[Opening Extracted data section]
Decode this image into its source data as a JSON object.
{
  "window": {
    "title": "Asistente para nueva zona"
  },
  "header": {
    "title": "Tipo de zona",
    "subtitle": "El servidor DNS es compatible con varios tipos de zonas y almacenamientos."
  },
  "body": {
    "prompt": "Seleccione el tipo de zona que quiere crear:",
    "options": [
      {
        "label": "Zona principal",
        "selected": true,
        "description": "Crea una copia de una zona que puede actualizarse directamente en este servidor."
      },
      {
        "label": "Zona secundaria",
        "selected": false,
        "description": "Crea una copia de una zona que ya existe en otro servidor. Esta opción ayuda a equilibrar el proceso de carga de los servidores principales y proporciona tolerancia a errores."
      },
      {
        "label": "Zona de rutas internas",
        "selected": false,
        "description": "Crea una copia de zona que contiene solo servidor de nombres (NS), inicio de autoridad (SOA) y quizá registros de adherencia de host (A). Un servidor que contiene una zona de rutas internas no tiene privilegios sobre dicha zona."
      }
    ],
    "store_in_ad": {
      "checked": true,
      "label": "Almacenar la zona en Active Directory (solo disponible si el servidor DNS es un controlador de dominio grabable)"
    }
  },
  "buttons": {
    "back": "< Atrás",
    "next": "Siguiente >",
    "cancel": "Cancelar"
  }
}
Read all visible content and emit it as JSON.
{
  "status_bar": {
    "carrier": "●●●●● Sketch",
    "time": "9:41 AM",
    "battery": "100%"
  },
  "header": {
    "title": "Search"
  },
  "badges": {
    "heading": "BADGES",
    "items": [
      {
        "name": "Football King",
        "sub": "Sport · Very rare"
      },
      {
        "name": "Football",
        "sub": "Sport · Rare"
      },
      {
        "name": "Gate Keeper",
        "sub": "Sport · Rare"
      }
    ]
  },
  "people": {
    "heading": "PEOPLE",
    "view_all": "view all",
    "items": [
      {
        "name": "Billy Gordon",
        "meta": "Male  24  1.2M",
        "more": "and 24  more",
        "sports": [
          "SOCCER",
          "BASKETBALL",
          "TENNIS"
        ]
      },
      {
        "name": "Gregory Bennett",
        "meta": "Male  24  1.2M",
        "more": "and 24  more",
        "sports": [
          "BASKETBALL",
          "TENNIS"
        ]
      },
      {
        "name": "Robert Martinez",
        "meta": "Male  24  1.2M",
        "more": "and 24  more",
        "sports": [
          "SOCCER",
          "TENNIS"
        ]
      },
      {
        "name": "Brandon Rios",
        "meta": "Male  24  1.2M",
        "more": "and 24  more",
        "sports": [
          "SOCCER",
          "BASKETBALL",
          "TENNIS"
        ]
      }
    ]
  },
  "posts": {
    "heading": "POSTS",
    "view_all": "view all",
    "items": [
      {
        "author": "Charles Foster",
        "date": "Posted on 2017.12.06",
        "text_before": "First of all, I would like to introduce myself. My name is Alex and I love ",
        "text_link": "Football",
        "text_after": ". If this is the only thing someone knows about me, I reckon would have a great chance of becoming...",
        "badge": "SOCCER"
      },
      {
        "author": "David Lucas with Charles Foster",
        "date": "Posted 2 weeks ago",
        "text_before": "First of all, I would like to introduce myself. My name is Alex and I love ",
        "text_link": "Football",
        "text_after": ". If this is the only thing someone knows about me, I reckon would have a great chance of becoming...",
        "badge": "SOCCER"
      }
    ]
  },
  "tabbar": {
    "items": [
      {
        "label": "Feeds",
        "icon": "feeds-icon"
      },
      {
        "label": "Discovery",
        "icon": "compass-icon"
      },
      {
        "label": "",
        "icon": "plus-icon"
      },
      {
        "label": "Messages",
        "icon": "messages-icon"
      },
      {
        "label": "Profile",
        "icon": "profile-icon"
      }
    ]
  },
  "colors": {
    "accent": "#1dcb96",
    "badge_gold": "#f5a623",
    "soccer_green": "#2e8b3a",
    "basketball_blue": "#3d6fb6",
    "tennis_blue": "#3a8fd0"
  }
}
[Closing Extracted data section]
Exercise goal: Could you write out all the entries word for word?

Result below:
Decode this image into its source data as a JSON object.
{
  "window": {
    "title": "Asistente para nueva zona"
  },
  "header": {
    "title": "Tipo de zona",
    "subtitle": "El servidor DNS es compatible con varios tipos de zonas y almacenamientos."
  },
  "body": {
    "prompt": "Seleccione el tipo de zona que quiere crear:",
    "options": [
      {
        "label": "Zona principal",
        "selected": true,
        "description": "Crea una copia de una zona que puede actualizarse directamente en este servidor."
      },
      {
        "label": "Zona secundaria",
        "selected": false,
        "description": "Crea una copia de una zona que ya existe en otro servidor. Esta opción ayuda a equilibrar el proceso de carga de los servidores principales y proporciona tolerancia a errores."
      },
      {
        "label": "Zona de rutas internas",
        "selected": false,
        "description": "Crea una copia de zona que contiene solo servidor de nombres (NS), inicio de autoridad (SOA) y quizá registros de adherencia de host (A). Un servidor que contiene una zona de rutas internas no tiene privilegios sobre dicha zona."
      }
    ],
    "store_in_ad": {
      "checked": true,
      "label": "Almacenar la zona en Active Directory (solo disponible si el servidor DNS es un controlador de dominio grabable)"
    }
  },
  "buttons": {
    "back": "< Atrás",
    "next": "Siguiente >",
    "cancel": "Cancelar"
  }
}
Read all visible content and emit it as JSON.
{
  "status_bar": {
    "carrier": "●●●●● Sketch",
    "time": "9:41 AM",
    "battery": "100%"
  },
  "header": {
    "title": "Search"
  },
  "badges": {
    "heading": "BADGES",
    "items": [
      {
        "name": "Football King",
        "sub": "Sport · Very rare"
      },
      {
        "name": "Football",
        "sub": "Sport · Rare"
      },
      {
        "name": "Gate Keeper",
        "sub": "Sport · Rare"
      }
    ]
  },
  "people": {
    "heading": "PEOPLE",
    "view_all": "view all",
    "items": [
      {
        "name": "Billy Gordon",
        "meta": "Male  24  1.2M",
        "more": "and 24  more",
        "sports": [
          "SOCCER",
          "BASKETBALL",
          "TENNIS"
        ]
      },
      {
        "name": "Gregory Bennett",
        "meta": "Male  24  1.2M",
        "more": "and 24  more",
        "sports": [
          "BASKETBALL",
          "TENNIS"
        ]
      },
      {
        "name": "Robert Martinez",
        "meta": "Male  24  1.2M",
        "more": "and 24  more",
        "sports": [
          "SOCCER",
          "TENNIS"
        ]
      },
      {
        "name": "Brandon Rios",
        "meta": "Male  24  1.2M",
        "more": "and 24  more",
        "sports": [
          "SOCCER",
          "BASKETBALL",
          "TENNIS"
        ]
      }
    ]
  },
  "posts": {
    "heading": "POSTS",
    "view_all": "view all",
    "items": [
      {
        "author": "Charles Foster",
        "date": "Posted on 2017.12.06",
        "text_before": "First of all, I would like to introduce myself. My name is Alex and I love ",
        "text_link": "Football",
        "text_after": ". If this is the only thing someone knows about me, I reckon would have a great chance of becoming...",
        "badge": "SOCCER"
      },
      {
        "author": "David Lucas with Charles Foster",
        "date": "Posted 2 weeks ago",
        "text_before": "First of all, I would like to introduce myself. My name is Alex and I love ",
        "text_link": "Football",
        "text_after": ". If this is the only thing someone knows about me, I reckon would have a great chance of becoming...",
        "badge": "SOCCER"
      }
    ]
  },
  "tabbar": {
    "items": [
      {
        "label": "Feeds",
        "icon": "feeds-icon"
      },
      {
        "label": "Discovery",
        "icon": "compass-icon"
      },
      {
        "label": "",
        "icon": "plus-icon"
      },
      {
        "label": "Messages",
        "icon": "messages-icon"
      },
      {
        "label": "Profile",
        "icon": "profile-icon"
      }
    ]
  },
  "colors": {
    "accent": "#1dcb96",
    "badge_gold": "#f5a623",
    "soccer_green": "#2e8b3a",
    "basketball_blue": "#3d6fb6",
    "tennis_blue": "#3a8fd0"
  }
}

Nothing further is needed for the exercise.